The whole set of entries is to be restated word for word.

Start of TASK INPUTS

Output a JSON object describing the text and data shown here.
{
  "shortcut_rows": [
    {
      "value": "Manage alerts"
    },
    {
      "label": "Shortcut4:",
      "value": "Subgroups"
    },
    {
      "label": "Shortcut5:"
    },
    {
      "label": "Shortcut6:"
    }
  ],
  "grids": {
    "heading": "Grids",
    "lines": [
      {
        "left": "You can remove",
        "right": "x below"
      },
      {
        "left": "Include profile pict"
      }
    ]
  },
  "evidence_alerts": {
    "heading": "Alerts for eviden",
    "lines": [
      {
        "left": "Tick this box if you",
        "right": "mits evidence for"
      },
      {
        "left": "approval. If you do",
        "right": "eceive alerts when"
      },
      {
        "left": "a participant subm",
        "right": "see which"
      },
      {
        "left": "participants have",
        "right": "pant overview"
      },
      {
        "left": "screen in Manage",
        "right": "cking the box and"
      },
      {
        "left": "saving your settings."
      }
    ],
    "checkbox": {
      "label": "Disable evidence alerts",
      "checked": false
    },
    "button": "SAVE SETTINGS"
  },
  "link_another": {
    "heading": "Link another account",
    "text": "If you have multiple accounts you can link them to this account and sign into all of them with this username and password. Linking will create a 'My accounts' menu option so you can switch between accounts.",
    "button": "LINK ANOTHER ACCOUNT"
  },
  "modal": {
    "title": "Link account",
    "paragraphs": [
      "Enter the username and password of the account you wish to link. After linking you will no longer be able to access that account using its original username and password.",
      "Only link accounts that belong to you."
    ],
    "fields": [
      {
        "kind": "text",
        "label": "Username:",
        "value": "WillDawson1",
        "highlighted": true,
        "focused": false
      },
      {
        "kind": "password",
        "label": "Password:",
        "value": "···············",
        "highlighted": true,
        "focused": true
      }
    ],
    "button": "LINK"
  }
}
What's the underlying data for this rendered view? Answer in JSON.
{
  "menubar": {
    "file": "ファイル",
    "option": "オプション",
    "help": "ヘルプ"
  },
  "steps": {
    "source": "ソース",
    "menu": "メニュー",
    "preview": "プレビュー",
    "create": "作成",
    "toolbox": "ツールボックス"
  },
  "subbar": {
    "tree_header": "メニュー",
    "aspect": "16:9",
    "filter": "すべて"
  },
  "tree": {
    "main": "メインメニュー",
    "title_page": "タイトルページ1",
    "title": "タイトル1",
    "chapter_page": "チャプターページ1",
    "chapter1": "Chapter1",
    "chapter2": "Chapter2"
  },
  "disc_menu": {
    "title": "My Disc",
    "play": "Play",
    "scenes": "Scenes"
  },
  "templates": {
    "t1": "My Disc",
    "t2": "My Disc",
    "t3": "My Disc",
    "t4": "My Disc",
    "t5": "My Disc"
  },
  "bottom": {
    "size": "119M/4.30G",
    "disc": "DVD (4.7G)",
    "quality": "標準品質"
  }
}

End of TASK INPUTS

COMPLETED TASK.
Output a JSON object describing the text and data shown here.
{
  "shortcut_rows": [
    {
      "value": "Manage alerts"
    },
    {
      "label": "Shortcut4:",
      "value": "Subgroups"
    },
    {
      "label": "Shortcut5:"
    },
    {
      "label": "Shortcut6:"
    }
  ],
  "grids": {
    "heading": "Grids",
    "lines": [
      {
        "left": "You can remove",
        "right": "x below"
      },
      {
        "left": "Include profile pict"
      }
    ]
  },
  "evidence_alerts": {
    "heading": "Alerts for eviden",
    "lines": [
      {
        "left": "Tick this box if you",
        "right": "mits evidence for"
      },
      {
        "left": "approval. If you do",
        "right": "eceive alerts when"
      },
      {
        "left": "a participant subm",
        "right": "see which"
      },
      {
        "left": "participants have",
        "right": "pant overview"
      },
      {
        "left": "screen in Manage",
        "right": "cking the box and"
      },
      {
        "left": "saving your settings."
      }
    ],
    "checkbox": {
      "label": "Disable evidence alerts",
      "checked": false
    },
    "button": "SAVE SETTINGS"
  },
  "link_another": {
    "heading": "Link another account",
    "text": "If you have multiple accounts you can link them to this account and sign into all of them with this username and password. Linking will create a 'My accounts' menu option so you can switch between accounts.",
    "button": "LINK ANOTHER ACCOUNT"
  },
  "modal": {
    "title": "Link account",
    "paragraphs": [
      "Enter the username and password of the account you wish to link. After linking you will no longer be able to access that account using its original username and password.",
      "Only link accounts that belong to you."
    ],
    "fields": [
      {
        "kind": "text",
        "label": "Username:",
        "value": "WillDawson1",
        "highlighted": true,
        "focused": false
      },
      {
        "kind": "password",
        "label": "Password:",
        "value": "···············",
        "highlighted": true,
        "focused": true
      }
    ],
    "button": "LINK"
  }
}
What's the underlying data for this rendered view? Answer in JSON.
{
  "menubar": {
    "file": "ファイル",
    "option": "オプション",
    "help": "ヘルプ"
  },
  "steps": {
    "source": "ソース",
    "menu": "メニュー",
    "preview": "プレビュー",
    "create": "作成",
    "toolbox": "ツールボックス"
  },
  "subbar": {
    "tree_header": "メニュー",
    "aspect": "16:9",
    "filter": "すべて"
  },
  "tree": {
    "main": "メインメニュー",
    "title_page": "タイトルページ1",
    "title": "タイトル1",
    "chapter_page": "チャプターページ1",
    "chapter1": "Chapter1",
    "chapter2": "Chapter2"
  },
  "disc_menu": {
    "title": "My Disc",
    "play": "Play",
    "scenes": "Scenes"
  },
  "templates": {
    "t1": "My Disc",
    "t2": "My Disc",
    "t3": "My Disc",
    "t4": "My Disc",
    "t5": "My Disc"
  },
  "bottom": {
    "size": "119M/4.30G",
    "disc": "DVD (4.7G)",
    "quality": "標準品質"
  }
}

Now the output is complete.